Supervisory expectations relating to risk management and disclosure.
Climate change and environmental degradation are sources of structural change that
affect economic activity and, in turn, the financial system. Climate-related and
environmental risks are commonly understood to comprise two main risk drivers:
Refers to the financial impact of a changing climate, including more
frequent extreme weather events and gradual changes in climate, as well as of
environmental degradation, such as air, water and land pollution, water stress,
biodiversity loss and deforestation. Physical risk is therefore categorised as
“acute” when it arises from extreme events, such as droughts, floods and storms,
and “chronic” when it arises from progressive shifts, such as increasing
temperatures, sea-level rises, water stress, biodiversity loss, land use change,
habitat destruction and resource scarcity. This can directly result in, for
example, damage to property or reduced productivity, or indirectly lead to
subsequent events, such as the disruption of supply chains.
Refers to an institution’s financial loss that can result, directly or
indirectly, from the process of adjustment towards a lower-carbon and more
environmentally sustainable economy.

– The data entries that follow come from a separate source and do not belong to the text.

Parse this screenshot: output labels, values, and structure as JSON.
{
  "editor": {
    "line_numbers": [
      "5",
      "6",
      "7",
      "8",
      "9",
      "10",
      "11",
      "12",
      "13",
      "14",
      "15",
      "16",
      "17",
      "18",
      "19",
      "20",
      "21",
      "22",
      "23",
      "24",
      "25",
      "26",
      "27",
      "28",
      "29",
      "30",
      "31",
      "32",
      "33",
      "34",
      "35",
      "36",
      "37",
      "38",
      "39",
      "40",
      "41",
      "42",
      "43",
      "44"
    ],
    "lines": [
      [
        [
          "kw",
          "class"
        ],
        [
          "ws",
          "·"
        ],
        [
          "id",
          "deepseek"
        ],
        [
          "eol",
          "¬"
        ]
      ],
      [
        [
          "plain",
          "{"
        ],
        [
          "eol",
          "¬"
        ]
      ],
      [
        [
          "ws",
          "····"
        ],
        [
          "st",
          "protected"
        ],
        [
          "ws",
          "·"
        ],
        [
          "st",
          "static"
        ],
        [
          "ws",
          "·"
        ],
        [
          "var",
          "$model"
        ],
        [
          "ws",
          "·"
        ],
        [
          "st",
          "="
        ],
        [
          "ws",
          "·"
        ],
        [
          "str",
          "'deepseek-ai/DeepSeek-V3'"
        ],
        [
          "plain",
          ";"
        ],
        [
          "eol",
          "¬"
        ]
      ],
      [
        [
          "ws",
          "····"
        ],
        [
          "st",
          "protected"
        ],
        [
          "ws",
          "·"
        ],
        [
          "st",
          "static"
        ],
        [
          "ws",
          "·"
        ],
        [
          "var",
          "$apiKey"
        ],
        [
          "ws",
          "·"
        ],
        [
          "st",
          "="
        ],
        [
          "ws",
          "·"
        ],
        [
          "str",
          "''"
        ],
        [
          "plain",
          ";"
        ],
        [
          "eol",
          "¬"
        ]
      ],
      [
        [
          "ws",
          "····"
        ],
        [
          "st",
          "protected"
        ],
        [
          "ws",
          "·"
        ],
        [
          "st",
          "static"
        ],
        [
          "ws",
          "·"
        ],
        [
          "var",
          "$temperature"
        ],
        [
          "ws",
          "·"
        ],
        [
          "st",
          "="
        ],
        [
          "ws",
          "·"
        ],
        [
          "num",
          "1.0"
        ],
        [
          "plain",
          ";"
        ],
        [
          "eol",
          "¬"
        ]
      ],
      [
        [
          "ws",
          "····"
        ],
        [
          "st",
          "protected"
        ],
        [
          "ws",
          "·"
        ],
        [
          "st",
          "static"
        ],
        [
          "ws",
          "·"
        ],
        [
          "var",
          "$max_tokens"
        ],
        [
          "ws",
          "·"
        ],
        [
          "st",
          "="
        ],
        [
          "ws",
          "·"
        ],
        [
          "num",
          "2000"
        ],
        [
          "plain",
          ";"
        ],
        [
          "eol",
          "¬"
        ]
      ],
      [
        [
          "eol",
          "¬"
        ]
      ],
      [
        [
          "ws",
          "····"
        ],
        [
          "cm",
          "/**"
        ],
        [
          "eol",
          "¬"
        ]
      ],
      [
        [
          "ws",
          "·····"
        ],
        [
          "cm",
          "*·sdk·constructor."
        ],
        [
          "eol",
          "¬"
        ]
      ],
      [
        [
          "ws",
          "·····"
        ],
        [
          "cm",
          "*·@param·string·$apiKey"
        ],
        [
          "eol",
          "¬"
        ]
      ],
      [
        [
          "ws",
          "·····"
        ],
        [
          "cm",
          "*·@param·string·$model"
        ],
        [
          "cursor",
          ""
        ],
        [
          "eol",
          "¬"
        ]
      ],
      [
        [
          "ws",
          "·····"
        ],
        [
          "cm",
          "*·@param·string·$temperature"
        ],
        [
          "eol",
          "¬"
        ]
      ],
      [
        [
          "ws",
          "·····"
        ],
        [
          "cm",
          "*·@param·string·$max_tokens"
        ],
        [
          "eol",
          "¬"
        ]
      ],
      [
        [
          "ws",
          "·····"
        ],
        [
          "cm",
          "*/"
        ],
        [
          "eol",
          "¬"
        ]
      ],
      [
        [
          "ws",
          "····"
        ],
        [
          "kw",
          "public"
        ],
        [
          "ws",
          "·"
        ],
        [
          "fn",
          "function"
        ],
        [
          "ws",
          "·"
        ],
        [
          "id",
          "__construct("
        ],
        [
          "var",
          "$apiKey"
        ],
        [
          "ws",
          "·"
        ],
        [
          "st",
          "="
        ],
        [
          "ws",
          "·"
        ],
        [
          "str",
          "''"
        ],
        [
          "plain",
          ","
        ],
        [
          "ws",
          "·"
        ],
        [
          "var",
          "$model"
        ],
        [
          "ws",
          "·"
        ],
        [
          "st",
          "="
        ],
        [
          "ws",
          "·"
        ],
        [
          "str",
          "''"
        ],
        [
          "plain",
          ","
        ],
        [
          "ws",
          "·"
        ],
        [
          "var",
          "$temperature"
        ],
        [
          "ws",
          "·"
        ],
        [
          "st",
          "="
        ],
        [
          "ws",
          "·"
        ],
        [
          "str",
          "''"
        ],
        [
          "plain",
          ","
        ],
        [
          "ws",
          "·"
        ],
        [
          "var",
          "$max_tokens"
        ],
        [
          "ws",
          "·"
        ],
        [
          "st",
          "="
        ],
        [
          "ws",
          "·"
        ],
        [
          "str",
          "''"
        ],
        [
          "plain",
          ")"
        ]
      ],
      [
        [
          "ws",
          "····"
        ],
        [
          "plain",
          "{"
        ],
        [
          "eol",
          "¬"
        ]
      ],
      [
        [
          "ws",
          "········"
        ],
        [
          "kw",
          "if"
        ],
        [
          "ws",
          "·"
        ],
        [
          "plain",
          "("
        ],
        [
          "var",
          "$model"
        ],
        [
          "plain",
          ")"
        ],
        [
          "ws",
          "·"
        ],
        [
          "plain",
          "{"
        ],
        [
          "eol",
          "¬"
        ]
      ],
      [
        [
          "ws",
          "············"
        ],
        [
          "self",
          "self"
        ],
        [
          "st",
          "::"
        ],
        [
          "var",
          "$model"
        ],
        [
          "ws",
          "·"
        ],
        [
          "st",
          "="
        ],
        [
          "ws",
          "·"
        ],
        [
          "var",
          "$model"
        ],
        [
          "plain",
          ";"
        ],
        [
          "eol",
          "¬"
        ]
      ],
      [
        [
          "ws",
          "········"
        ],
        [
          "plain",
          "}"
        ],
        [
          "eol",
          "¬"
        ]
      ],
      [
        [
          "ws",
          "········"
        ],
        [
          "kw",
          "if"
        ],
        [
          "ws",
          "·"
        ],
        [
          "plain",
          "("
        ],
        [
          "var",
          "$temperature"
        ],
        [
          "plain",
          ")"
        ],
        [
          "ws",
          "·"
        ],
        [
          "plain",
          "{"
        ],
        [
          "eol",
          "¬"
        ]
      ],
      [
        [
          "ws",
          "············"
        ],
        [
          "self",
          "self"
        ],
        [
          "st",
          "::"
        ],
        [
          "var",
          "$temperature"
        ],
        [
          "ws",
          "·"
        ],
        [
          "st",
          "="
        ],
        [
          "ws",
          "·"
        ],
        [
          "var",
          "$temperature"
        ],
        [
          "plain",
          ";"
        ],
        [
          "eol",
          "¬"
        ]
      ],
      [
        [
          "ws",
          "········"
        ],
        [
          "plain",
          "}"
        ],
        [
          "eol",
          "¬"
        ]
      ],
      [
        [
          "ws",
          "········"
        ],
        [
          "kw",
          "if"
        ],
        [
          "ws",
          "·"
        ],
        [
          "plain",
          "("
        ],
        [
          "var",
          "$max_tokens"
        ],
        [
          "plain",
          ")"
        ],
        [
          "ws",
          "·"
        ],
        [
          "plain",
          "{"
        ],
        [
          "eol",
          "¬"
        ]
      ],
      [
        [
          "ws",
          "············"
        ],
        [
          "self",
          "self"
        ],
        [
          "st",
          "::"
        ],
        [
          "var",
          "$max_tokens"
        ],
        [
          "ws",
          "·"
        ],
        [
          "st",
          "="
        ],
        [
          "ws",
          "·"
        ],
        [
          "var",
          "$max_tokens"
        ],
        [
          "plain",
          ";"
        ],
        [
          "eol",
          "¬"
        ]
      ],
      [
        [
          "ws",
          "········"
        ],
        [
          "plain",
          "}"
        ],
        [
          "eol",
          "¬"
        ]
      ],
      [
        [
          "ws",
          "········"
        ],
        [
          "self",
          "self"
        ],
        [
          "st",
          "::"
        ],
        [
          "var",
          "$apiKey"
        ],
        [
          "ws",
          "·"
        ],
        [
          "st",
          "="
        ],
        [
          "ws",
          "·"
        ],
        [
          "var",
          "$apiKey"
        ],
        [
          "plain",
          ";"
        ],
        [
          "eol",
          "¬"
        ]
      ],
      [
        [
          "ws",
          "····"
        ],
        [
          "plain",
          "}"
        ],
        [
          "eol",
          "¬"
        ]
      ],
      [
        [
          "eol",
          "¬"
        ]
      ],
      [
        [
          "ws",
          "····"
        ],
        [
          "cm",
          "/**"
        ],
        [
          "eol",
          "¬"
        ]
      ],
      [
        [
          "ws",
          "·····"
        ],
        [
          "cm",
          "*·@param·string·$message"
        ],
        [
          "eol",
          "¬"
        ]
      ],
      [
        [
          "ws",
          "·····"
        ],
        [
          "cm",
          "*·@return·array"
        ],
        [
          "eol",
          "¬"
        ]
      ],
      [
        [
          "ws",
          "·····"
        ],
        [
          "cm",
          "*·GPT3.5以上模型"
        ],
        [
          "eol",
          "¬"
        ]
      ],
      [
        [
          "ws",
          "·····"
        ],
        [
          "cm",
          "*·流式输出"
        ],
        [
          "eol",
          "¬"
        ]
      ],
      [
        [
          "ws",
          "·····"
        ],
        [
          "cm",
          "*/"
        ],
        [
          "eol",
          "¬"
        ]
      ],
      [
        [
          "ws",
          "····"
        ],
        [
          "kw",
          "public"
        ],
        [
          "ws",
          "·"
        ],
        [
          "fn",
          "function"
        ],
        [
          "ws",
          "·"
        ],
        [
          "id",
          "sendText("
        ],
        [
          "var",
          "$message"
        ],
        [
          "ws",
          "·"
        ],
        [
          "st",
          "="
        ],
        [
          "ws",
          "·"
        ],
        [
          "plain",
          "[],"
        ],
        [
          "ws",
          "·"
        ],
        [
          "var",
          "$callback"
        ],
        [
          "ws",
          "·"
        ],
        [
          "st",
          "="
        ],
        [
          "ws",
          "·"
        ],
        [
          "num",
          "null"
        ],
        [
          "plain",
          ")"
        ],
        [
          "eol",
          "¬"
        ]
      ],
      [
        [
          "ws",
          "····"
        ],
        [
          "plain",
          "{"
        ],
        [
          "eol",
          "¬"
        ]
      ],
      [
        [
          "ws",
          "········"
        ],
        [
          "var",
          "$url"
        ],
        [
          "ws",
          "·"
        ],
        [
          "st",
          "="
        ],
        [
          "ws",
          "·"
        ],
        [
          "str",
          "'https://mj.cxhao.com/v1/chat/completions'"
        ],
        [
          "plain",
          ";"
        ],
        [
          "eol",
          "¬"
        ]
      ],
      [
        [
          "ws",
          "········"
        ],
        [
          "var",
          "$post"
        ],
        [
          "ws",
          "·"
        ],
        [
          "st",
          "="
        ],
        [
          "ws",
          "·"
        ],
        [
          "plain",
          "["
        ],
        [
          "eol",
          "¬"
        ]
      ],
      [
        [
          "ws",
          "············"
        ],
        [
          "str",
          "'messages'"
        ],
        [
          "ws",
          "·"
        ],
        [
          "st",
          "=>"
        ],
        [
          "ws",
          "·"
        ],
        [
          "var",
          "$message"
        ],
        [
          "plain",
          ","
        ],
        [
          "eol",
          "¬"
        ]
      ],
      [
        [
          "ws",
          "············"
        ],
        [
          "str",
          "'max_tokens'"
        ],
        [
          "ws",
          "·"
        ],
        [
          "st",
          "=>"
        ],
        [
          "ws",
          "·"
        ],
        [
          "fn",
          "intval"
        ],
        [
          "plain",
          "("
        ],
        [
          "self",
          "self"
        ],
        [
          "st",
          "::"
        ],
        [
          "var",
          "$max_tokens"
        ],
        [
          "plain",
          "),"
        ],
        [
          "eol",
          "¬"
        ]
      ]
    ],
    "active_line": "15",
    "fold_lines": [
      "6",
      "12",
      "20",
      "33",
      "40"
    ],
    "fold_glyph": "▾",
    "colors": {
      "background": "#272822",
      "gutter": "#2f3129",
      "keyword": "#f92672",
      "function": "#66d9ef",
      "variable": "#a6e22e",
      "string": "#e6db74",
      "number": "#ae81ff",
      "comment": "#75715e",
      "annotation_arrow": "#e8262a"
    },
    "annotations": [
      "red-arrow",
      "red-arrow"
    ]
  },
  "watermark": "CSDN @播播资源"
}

This could be triggered, for example, by a
relatively abrupt adoption of climate and environmental policies, technological
progress or changes in market sentiment and preferences.
A complimentary document on Principles of Values-Based Banking.
Re-published: 8 May 2022
David James Connolly